1) I had no idea there was a novel behind Metropolis.

2) Metropolis doesn't do that much for me, though I appreciate what a landmark it is. (Sort of like Watchmen, in that way.) But the "Moloch!!" scene is brilliant. :-)

3) You've seen the anime film it inspired (or read the manga behind it)? Thoughts? Just out of curiosity.

1) My understanding is that Lang and his wife were inspired to come up with the story on a trip to NYC. She wrote it as a novel, in part, to help sell the idea to producers back in Germany.

2) Also impresses me with the scenes that are a mix of live action and stop motion. And the transformation scene where the Machine-Man takes Maria's appearance. I keep thinking, "This was 1927?!?"

3) Saw the anime back when it came out. It was well done, I suppose, but it didn't really do anything for me. I don't recall particularly liking any of the characters.

Matt K said...

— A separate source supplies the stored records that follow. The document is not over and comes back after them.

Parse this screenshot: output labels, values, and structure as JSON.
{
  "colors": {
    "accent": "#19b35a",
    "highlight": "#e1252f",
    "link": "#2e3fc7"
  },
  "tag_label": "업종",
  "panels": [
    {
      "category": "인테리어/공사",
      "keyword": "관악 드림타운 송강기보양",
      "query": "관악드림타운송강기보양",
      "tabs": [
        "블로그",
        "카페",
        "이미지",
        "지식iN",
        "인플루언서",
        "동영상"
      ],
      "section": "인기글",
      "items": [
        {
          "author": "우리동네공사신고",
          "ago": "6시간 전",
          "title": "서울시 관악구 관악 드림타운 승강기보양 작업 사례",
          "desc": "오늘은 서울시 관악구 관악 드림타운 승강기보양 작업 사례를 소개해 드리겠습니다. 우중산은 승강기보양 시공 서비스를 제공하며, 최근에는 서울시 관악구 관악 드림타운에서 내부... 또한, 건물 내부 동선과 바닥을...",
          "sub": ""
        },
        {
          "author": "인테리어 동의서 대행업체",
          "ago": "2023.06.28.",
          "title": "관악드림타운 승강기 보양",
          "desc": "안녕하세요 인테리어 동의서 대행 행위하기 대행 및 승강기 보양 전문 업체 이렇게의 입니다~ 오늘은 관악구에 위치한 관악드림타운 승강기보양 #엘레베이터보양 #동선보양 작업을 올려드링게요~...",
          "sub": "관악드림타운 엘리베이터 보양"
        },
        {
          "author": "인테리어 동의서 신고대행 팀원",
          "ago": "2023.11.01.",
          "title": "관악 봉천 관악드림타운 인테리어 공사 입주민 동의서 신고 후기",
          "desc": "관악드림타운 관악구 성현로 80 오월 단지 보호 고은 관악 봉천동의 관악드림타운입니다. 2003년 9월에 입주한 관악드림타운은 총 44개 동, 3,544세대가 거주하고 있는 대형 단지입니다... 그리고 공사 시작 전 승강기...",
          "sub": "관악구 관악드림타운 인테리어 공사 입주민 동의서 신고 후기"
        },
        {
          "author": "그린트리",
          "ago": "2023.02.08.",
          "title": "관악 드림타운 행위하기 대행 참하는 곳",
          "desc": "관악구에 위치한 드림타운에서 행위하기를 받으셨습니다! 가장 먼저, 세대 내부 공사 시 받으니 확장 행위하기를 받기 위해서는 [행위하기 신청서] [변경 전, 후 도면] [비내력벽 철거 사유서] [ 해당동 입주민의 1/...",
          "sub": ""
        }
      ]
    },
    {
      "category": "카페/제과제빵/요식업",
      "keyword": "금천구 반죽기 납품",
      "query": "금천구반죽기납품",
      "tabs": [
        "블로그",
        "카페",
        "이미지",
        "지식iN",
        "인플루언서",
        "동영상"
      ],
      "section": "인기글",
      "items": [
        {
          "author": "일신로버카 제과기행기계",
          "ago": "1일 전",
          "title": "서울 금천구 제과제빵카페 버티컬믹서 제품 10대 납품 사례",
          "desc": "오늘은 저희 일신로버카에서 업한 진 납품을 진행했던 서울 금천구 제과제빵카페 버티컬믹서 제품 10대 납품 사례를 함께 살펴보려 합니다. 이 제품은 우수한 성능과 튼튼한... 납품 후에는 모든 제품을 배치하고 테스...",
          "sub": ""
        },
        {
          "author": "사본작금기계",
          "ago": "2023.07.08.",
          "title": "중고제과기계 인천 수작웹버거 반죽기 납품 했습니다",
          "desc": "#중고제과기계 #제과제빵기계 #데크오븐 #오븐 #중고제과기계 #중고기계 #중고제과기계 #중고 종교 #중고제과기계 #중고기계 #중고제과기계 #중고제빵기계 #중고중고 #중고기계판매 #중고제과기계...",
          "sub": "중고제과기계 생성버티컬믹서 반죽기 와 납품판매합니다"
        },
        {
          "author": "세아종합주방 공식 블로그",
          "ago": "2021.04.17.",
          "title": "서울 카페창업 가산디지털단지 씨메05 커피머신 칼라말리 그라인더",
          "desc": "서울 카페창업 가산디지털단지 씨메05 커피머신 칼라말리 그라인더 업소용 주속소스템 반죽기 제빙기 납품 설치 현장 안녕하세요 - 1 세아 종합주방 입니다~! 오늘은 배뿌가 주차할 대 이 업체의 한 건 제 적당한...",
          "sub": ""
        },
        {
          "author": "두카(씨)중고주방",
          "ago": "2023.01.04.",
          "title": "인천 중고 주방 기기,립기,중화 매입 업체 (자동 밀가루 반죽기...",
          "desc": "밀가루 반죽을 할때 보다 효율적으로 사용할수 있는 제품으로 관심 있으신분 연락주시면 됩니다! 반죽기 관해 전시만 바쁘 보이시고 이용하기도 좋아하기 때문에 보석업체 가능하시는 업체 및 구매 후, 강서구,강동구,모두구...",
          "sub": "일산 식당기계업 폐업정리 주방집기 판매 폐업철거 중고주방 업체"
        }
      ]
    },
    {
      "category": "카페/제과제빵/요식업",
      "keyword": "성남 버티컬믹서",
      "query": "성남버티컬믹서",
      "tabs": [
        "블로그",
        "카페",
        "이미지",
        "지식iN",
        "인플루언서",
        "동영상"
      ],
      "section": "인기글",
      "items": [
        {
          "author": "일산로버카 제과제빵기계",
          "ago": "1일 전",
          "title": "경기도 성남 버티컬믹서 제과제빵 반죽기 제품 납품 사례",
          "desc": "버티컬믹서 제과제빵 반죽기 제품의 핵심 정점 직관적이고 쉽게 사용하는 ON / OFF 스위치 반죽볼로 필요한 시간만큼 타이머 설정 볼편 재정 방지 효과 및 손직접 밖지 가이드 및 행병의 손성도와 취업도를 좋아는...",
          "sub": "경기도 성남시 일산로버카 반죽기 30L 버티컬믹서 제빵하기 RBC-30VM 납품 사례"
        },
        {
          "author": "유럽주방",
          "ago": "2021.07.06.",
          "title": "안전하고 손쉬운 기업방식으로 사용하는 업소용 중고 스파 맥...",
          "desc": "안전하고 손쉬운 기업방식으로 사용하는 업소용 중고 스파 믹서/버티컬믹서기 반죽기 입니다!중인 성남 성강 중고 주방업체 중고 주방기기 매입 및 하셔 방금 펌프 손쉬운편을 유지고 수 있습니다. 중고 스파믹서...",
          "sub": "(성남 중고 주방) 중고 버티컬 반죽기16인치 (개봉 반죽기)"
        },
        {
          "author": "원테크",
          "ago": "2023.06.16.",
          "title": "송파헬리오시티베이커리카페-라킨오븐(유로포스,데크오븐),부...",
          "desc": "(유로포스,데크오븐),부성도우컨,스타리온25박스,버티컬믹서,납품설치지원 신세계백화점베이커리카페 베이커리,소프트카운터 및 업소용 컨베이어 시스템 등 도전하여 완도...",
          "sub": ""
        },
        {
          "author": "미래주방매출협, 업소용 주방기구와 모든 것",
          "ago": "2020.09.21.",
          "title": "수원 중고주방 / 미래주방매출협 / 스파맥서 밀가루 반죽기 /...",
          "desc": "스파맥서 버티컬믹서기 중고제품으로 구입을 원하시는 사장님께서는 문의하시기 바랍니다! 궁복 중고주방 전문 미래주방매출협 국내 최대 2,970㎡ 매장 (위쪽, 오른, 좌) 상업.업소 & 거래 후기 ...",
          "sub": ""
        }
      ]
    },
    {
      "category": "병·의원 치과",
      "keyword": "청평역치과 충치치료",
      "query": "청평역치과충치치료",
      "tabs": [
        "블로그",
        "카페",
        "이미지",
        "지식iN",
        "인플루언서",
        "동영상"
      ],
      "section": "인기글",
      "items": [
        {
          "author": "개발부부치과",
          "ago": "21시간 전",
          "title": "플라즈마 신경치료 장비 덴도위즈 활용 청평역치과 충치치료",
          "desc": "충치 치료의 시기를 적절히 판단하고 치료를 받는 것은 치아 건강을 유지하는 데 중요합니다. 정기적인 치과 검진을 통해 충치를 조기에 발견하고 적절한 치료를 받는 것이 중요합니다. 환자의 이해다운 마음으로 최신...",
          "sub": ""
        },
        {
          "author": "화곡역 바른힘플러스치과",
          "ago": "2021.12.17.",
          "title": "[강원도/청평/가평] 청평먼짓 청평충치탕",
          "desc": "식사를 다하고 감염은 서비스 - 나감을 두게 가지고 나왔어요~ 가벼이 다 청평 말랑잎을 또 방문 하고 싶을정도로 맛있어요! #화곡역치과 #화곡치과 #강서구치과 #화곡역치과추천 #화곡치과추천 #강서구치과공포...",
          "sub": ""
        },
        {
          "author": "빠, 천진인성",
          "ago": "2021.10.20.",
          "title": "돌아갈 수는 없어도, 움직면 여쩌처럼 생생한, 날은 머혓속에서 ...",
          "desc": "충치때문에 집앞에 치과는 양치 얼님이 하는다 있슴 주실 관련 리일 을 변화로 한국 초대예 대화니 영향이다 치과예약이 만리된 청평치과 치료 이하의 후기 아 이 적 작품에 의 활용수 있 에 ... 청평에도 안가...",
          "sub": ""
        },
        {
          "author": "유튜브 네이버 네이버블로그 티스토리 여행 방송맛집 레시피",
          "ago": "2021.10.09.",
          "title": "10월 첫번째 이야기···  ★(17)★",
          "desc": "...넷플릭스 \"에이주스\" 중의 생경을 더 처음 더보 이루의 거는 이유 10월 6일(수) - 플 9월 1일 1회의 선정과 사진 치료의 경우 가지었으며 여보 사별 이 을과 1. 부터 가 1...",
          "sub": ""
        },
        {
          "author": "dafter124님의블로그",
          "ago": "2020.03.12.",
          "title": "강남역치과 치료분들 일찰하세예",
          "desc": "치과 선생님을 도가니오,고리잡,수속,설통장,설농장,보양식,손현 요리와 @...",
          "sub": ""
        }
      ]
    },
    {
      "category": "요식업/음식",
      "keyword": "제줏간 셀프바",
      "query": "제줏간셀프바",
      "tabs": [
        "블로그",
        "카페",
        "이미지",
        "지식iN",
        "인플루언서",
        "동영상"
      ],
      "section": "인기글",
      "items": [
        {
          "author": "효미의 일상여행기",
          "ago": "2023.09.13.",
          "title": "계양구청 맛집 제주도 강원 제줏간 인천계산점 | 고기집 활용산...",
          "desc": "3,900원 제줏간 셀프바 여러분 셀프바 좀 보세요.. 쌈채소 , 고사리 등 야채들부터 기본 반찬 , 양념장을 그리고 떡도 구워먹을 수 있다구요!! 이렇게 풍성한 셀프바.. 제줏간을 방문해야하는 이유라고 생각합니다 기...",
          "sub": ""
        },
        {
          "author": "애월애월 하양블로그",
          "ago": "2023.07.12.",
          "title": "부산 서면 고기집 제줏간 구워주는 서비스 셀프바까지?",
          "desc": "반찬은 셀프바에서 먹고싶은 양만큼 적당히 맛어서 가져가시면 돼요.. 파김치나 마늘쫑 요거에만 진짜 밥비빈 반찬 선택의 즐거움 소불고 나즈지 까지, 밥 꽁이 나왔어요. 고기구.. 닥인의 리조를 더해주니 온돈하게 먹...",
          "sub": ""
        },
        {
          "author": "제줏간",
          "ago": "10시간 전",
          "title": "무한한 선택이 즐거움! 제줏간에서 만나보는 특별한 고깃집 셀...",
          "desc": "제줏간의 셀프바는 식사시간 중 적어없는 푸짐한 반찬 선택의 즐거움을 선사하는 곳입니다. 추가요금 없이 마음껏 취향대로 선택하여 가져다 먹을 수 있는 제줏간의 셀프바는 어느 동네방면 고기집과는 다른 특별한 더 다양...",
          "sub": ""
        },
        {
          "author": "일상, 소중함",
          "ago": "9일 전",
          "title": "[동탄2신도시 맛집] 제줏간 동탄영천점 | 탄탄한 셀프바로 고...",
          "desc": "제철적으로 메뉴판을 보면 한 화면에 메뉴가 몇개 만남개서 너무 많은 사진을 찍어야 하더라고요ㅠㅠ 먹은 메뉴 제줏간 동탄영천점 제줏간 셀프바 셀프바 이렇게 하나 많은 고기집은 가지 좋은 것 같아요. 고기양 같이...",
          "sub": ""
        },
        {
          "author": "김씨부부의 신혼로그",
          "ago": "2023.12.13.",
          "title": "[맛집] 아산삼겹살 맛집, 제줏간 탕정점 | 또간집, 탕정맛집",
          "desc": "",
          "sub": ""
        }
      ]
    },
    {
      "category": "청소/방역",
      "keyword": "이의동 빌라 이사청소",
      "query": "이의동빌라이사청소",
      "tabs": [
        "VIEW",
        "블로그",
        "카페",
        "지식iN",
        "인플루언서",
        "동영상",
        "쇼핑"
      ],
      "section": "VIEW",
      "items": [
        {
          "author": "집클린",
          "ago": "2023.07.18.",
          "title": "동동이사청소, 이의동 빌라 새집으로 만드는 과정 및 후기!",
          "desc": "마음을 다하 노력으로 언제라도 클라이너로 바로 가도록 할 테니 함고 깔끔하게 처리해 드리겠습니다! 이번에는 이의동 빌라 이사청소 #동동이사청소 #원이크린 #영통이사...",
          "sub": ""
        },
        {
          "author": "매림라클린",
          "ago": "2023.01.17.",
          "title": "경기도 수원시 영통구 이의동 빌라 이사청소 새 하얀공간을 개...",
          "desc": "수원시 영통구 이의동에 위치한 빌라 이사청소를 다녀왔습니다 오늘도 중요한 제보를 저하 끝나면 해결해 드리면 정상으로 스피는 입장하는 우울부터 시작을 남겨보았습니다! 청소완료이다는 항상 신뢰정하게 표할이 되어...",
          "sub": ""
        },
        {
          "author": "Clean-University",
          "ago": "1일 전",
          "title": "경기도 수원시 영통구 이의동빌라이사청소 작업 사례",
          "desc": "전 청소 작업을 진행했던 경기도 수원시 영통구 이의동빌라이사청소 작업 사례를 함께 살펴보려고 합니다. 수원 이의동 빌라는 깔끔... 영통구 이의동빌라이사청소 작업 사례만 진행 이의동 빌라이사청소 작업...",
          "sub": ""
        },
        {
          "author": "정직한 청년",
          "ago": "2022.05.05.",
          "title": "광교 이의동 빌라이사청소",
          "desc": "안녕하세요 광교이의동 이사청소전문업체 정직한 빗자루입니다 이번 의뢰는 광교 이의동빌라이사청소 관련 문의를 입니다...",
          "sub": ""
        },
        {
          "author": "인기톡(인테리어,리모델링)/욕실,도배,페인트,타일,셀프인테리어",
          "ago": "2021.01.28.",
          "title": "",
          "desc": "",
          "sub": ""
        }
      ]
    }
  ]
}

Yeah, the anime doesn't do a ton for me, either, with the exception of that glorious scene at the end, where everything is just about to explode, and it pauses, and bursts out with Ray Charles, I believe, singing "I Can't Stop Loving You" which then continues during the scenes of chaotic disaster. Absolutely delightful juxtaposition there; rest of the movie pretty much forgettable. :-)